Sinking the Pearl of the Indian Ocean:
Climate Change in Sri Lanka
By Nazran Baba
This article analyzes the impact of climate change on Sri Lanka. It recognizes that climate change is a multidimensional phenomenon which does not only impact the environment but also Sri Lanka’s economy, health and society. The article provides a literature review and some empirical background on Sri Lanka’s greenhouse gas emissions before analyzing the gravity of climate change in Sri Lanka. Sri Lanka’s options to reacting to this global phenomenon via mitigation and adaptation will also be addressed briefly.
The Water Crisis in Yemen:
Causes, Consequences and Solutions
By Nicole Glass

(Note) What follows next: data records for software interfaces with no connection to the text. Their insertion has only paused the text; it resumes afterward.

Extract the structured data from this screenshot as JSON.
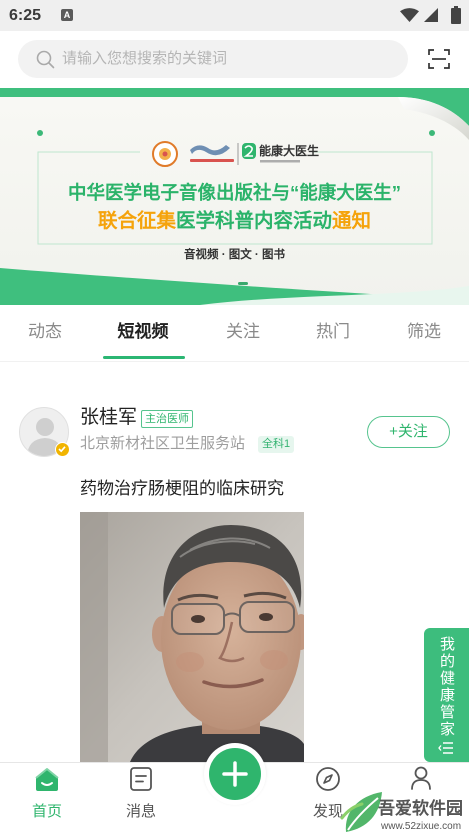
{
  "status_bar": {
    "time": "6:25",
    "notification_badge": "A",
    "icons": [
      "wifi-icon",
      "signal-icon",
      "battery-icon"
    ]
  },
  "search": {
    "placeholder": "请输入您想搜索的关键词",
    "icon": "search-icon",
    "scan_icon": "scan-icon"
  },
  "banner": {
    "partner_logo_text": "能康大医生",
    "headline_line1": "中华医学电子音像出版社与“能康大医生”",
    "headline_line1_color": "#2bb36a",
    "headline_line2": [
      {
        "text": "联合征集",
        "color": "#f5a30b"
      },
      {
        "text": "医学科普内容活动",
        "color": "#2bb36a"
      },
      {
        "text": "通知",
        "color": "#f5a30b"
      }
    ],
    "subline": "音视频 · 图文 · 图书",
    "background_color": "#3fbf7e"
  },
  "tabs": [
    {
      "label": "动态",
      "selected": false
    },
    {
      "label": "短视频",
      "selected": true
    },
    {
      "label": "关注",
      "selected": false
    },
    {
      "label": "热门",
      "selected": false
    },
    {
      "label": "筛选",
      "selected": false
    }
  ],
  "post": {
    "author_name": "张桂军",
    "author_title": "主治医师",
    "author_org": "北京新材社区卫生服务站",
    "department_tag": "全科1",
    "verified_icon": "verified-badge-icon",
    "follow_label": "+关注",
    "title": "药物治疗肠梗阻的临床研究"
  },
  "side_tab": {
    "label": "我的健康管家",
    "icon": "menu-icon"
  },
  "bottom_nav": {
    "items": [
      {
        "label": "首页",
        "icon": "home-icon",
        "active": true
      },
      {
        "label": "消息",
        "icon": "message-icon",
        "active": false
      },
      {
        "icon": "plus-icon",
        "active": false
      },
      {
        "label": "发现",
        "icon": "compass-icon",
        "active": false
      },
      {
        "icon": "person-icon",
        "active": false
      }
    ]
  },
  "watermark": {
    "name": "吾爱软件园",
    "url": "www.52zixue.com"
  },
  "colors": {
    "accent": "#2fb56d",
    "text_primary": "#222222",
    "text_secondary": "#9e9e9e",
    "tab_inactive": "#8a8a8a",
    "search_bg": "#f2f2f2",
    "status_bar_bg": "#efefef"
  }
}
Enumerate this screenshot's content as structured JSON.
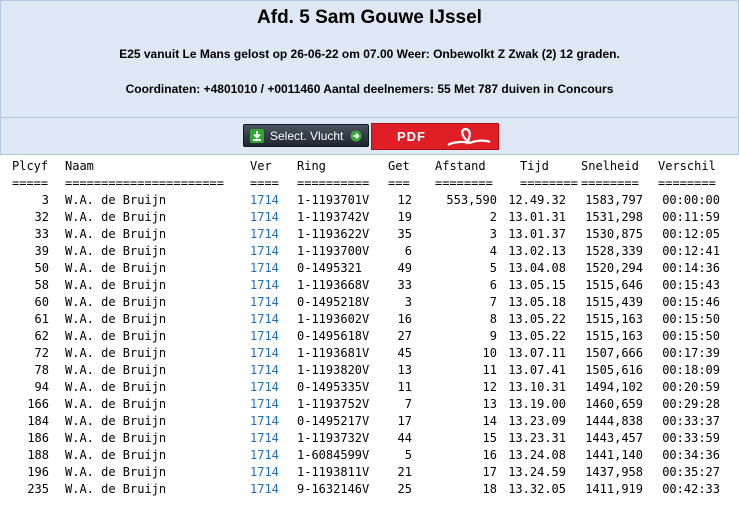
{
  "header": {
    "title": "Afd. 5 Sam Gouwe IJssel",
    "line1": "E25 vanuit Le Mans gelost op 26-06-22 om 07.00 Weer: Onbewolkt Z Zwak (2) 12 graden.",
    "line2": "Coordinaten: +4801010 / +0011460 Aantal deelnemers: 55 Met 787 duiven in Concours"
  },
  "toolbar": {
    "select_label": "Select. Vlucht",
    "pdf_label": "PDF",
    "select_icon": "download-icon",
    "arrow_icon": "arrow-right-icon",
    "pdf_icon": "acrobat-icon",
    "accent_colors": {
      "header_bg": "#dde8f4",
      "pdf_red": "#e01e26",
      "link_blue": "#1f6fb6"
    }
  },
  "table": {
    "headers": [
      "Plcyf",
      "Naam",
      "Ver",
      "Ring",
      "Get",
      "Afstand",
      "Tijd",
      "Snelheid",
      "Verschil"
    ],
    "separators": [
      "=====",
      "======================",
      "====",
      "==========",
      "===",
      "========",
      "========",
      "========",
      "========"
    ],
    "rows": [
      [
        "3",
        "W.A. de Bruijn",
        "1714",
        "1-1193701V",
        "12",
        "553,590",
        "12.49.32",
        "1583,797",
        "00:00:00"
      ],
      [
        "32",
        "W.A. de Bruijn",
        "1714",
        "1-1193742V",
        "19",
        "2",
        "13.01.31",
        "1531,298",
        "00:11:59"
      ],
      [
        "33",
        "W.A. de Bruijn",
        "1714",
        "1-1193622V",
        "35",
        "3",
        "13.01.37",
        "1530,875",
        "00:12:05"
      ],
      [
        "39",
        "W.A. de Bruijn",
        "1714",
        "1-1193700V",
        "6",
        "4",
        "13.02.13",
        "1528,339",
        "00:12:41"
      ],
      [
        "50",
        "W.A. de Bruijn",
        "1714",
        "0-1495321",
        "49",
        "5",
        "13.04.08",
        "1520,294",
        "00:14:36"
      ],
      [
        "58",
        "W.A. de Bruijn",
        "1714",
        "1-1193668V",
        "33",
        "6",
        "13.05.15",
        "1515,646",
        "00:15:43"
      ],
      [
        "60",
        "W.A. de Bruijn",
        "1714",
        "0-1495218V",
        "3",
        "7",
        "13.05.18",
        "1515,439",
        "00:15:46"
      ],
      [
        "61",
        "W.A. de Bruijn",
        "1714",
        "1-1193602V",
        "16",
        "8",
        "13.05.22",
        "1515,163",
        "00:15:50"
      ],
      [
        "62",
        "W.A. de Bruijn",
        "1714",
        "0-1495618V",
        "27",
        "9",
        "13.05.22",
        "1515,163",
        "00:15:50"
      ],
      [
        "72",
        "W.A. de Bruijn",
        "1714",
        "1-1193681V",
        "45",
        "10",
        "13.07.11",
        "1507,666",
        "00:17:39"
      ],
      [
        "78",
        "W.A. de Bruijn",
        "1714",
        "1-1193820V",
        "13",
        "11",
        "13.07.41",
        "1505,616",
        "00:18:09"
      ],
      [
        "94",
        "W.A. de Bruijn",
        "1714",
        "0-1495335V",
        "11",
        "12",
        "13.10.31",
        "1494,102",
        "00:20:59"
      ],
      [
        "166",
        "W.A. de Bruijn",
        "1714",
        "1-1193752V",
        "7",
        "13",
        "13.19.00",
        "1460,659",
        "00:29:28"
      ],
      [
        "184",
        "W.A. de Bruijn",
        "1714",
        "0-1495217V",
        "17",
        "14",
        "13.23.09",
        "1444,838",
        "00:33:37"
      ],
      [
        "186",
        "W.A. de Bruijn",
        "1714",
        "1-1193732V",
        "44",
        "15",
        "13.23.31",
        "1443,457",
        "00:33:59"
      ],
      [
        "188",
        "W.A. de Bruijn",
        "1714",
        "1-6084599V",
        "5",
        "16",
        "13.24.08",
        "1441,140",
        "00:34:36"
      ],
      [
        "196",
        "W.A. de Bruijn",
        "1714",
        "1-1193811V",
        "21",
        "17",
        "13.24.59",
        "1437,958",
        "00:35:27"
      ],
      [
        "235",
        "W.A. de Bruijn",
        "1714",
        "9-1632146V",
        "25",
        "18",
        "13.32.05",
        "1411,919",
        "00:42:33"
      ]
    ]
  }
}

Yemen, a country located in a dry and semi-arid region of the Middle East, is already facing a severe water crisis. Mostly due to high population growth, misguided agricultural development and the growth of qat, a lack of law enforcement to regulate water use, and a vulnerable climate to climate change, the crisis may soon reach catastrophic levels. Beyond a brief description of the main causes of Yemen’s water crisis, this article also provides a brief overview of the literature, some empirical background, an analysis on the consequences, and a discussion of some of the proposed solutions to Yemen’s water crisis.
Indonesia: A Vulnerable Country in the Face of Climate Change
By Mariah Measey
This article reviews the causes of Indonesia’s high greenhouse gas releases, the impacts climate change has on the country, and the effects of climate change. It shows that deforestation, forest fires and the degradation of peat land have been the main causes for Indonesia being the world’s third largest emitter of greenhouse gases. It summarizes some of the main impacts climate change has in Indonesia, which include, but are not limited to: temperature increase, intense rainfall, sea level rise, and a threat to food security. It examines the effects climate change has on (i) Indonesia’s economy and poor people, (ii) human health, and (iii) Indonesia’s environment and biodiversity.
Poverty in Nigeria: Some Dimensions and Contributing Factors
by Chimobi Ucha
Unemployment, corruption, non-diversification of the economy, income inequality, laziness, and a poor education system can be considered to be some of the key factors contributing to poverty in Nigeria. This article analyzes these factors after reviewing some of the most recent contributions to the literature and summarizing some of the key dimensions of poverty in Nigeria. It also shows that there are various linkages between the six key factors as well as enforcing feedbacks from the various dimensions of poverty in Nigeria.